## YOUR GOAL
Omit the pictures, then write out every entry exactly as it reads.

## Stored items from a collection
########
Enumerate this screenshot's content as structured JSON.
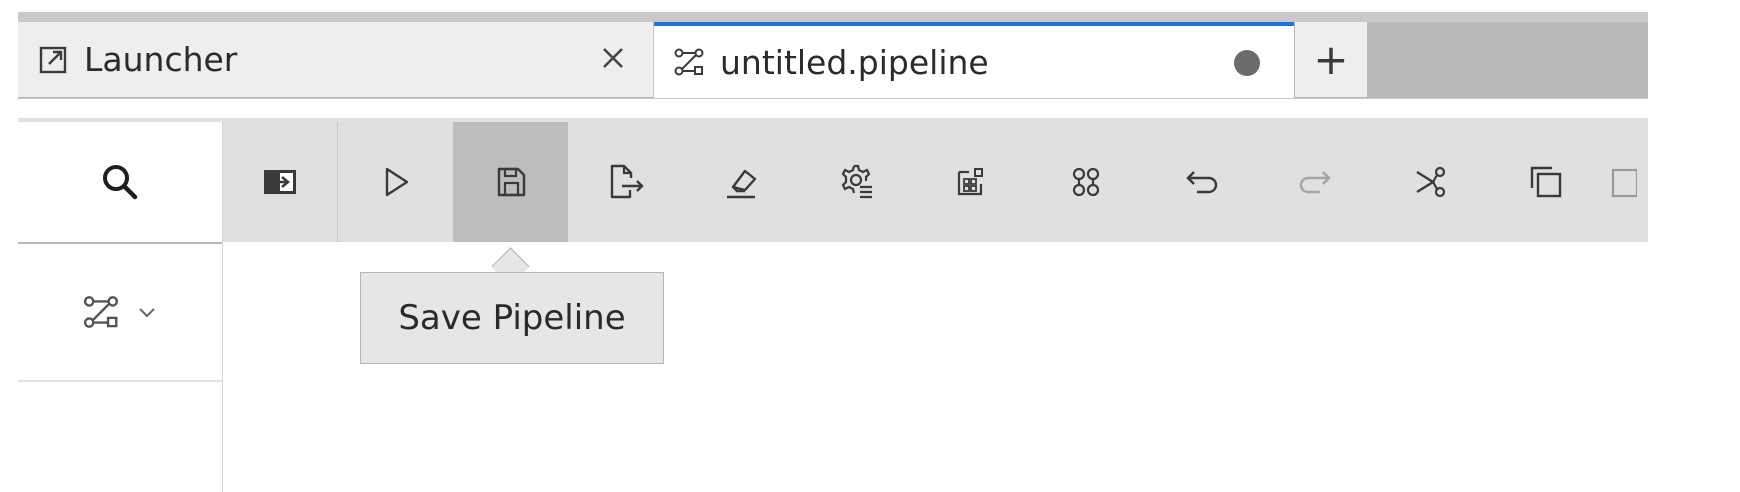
{
  "tabs": {
    "launcher": {
      "label": "Launcher",
      "icon": "launcher-icon",
      "close_icon": "close-icon"
    },
    "pipeline": {
      "label": "untitled.pipeline",
      "icon": "pipeline-icon",
      "dirty_indicator": "unsaved-dot"
    },
    "add_label": "+"
  },
  "left_panel": {
    "search_icon": "search-icon",
    "palette_icon": "pipeline-icon",
    "palette_dropdown_icon": "chevron-down-icon"
  },
  "toolbar": {
    "items": [
      {
        "name": "open-panel-button",
        "icon": "panel-open-icon"
      },
      {
        "name": "run-pipeline-button",
        "icon": "play-icon"
      },
      {
        "name": "save-pipeline-button",
        "icon": "save-icon",
        "active": true
      },
      {
        "name": "export-pipeline-button",
        "icon": "export-icon"
      },
      {
        "name": "clear-pipeline-button",
        "icon": "eraser-icon"
      },
      {
        "name": "runtime-settings-button",
        "icon": "settings-list-icon"
      },
      {
        "name": "runtime-images-button",
        "icon": "images-icon"
      },
      {
        "name": "components-button",
        "icon": "components-icon"
      },
      {
        "name": "undo-button",
        "icon": "undo-icon"
      },
      {
        "name": "redo-button",
        "icon": "redo-icon",
        "disabled": true
      },
      {
        "name": "cut-button",
        "icon": "cut-icon"
      },
      {
        "name": "copy-button",
        "icon": "copy-icon"
      },
      {
        "name": "paste-button",
        "icon": "paste-icon"
      }
    ]
  },
  "tooltip": {
    "text": "Save Pipeline"
  },
  "colors": {
    "active_tab_accent": "#1a73e8",
    "toolbar_bg": "#e0e0e0",
    "active_button_bg": "#bdbdbd",
    "tooltip_bg": "#e6e6e6"
  }
}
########
## SOLUTION TO THE PROBLEM
Enumerate this screenshot's content as structured JSON.
{
  "tabs": {
    "launcher": {
      "label": "Launcher",
      "icon": "launcher-icon",
      "close_icon": "close-icon"
    },
    "pipeline": {
      "label": "untitled.pipeline",
      "icon": "pipeline-icon",
      "dirty_indicator": "unsaved-dot"
    },
    "add_label": "+"
  },
  "left_panel": {
    "search_icon": "search-icon",
    "palette_icon": "pipeline-icon",
    "palette_dropdown_icon": "chevron-down-icon"
  },
  "toolbar": {
    "items": [
      {
        "name": "open-panel-button",
        "icon": "panel-open-icon"
      },
      {
        "name": "run-pipeline-button",
        "icon": "play-icon"
      },
      {
        "name": "save-pipeline-button",
        "icon": "save-icon",
        "active": true
      },
      {
        "name": "export-pipeline-button",
        "icon": "export-icon"
      },
      {
        "name": "clear-pipeline-button",
        "icon": "eraser-icon"
      },
      {
        "name": "runtime-settings-button",
        "icon": "settings-list-icon"
      },
      {
        "name": "runtime-images-button",
        "icon": "images-icon"
      },
      {
        "name": "components-button",
        "icon": "components-icon"
      },
      {
        "name": "undo-button",
        "icon": "undo-icon"
      },
      {
        "name": "redo-button",
        "icon": "redo-icon",
        "disabled": true
      },
      {
        "name": "cut-button",
        "icon": "cut-icon"
      },
      {
        "name": "copy-button",
        "icon": "copy-icon"
      },
      {
        "name": "paste-button",
        "icon": "paste-icon"
      }
    ]
  },
  "tooltip": {
    "text": "Save Pipeline"
  },
  "colors": {
    "active_tab_accent": "#1a73e8",
    "toolbar_bg": "#e0e0e0",
    "active_button_bg": "#bdbdbd",
    "tooltip_bg": "#e6e6e6"
  }
}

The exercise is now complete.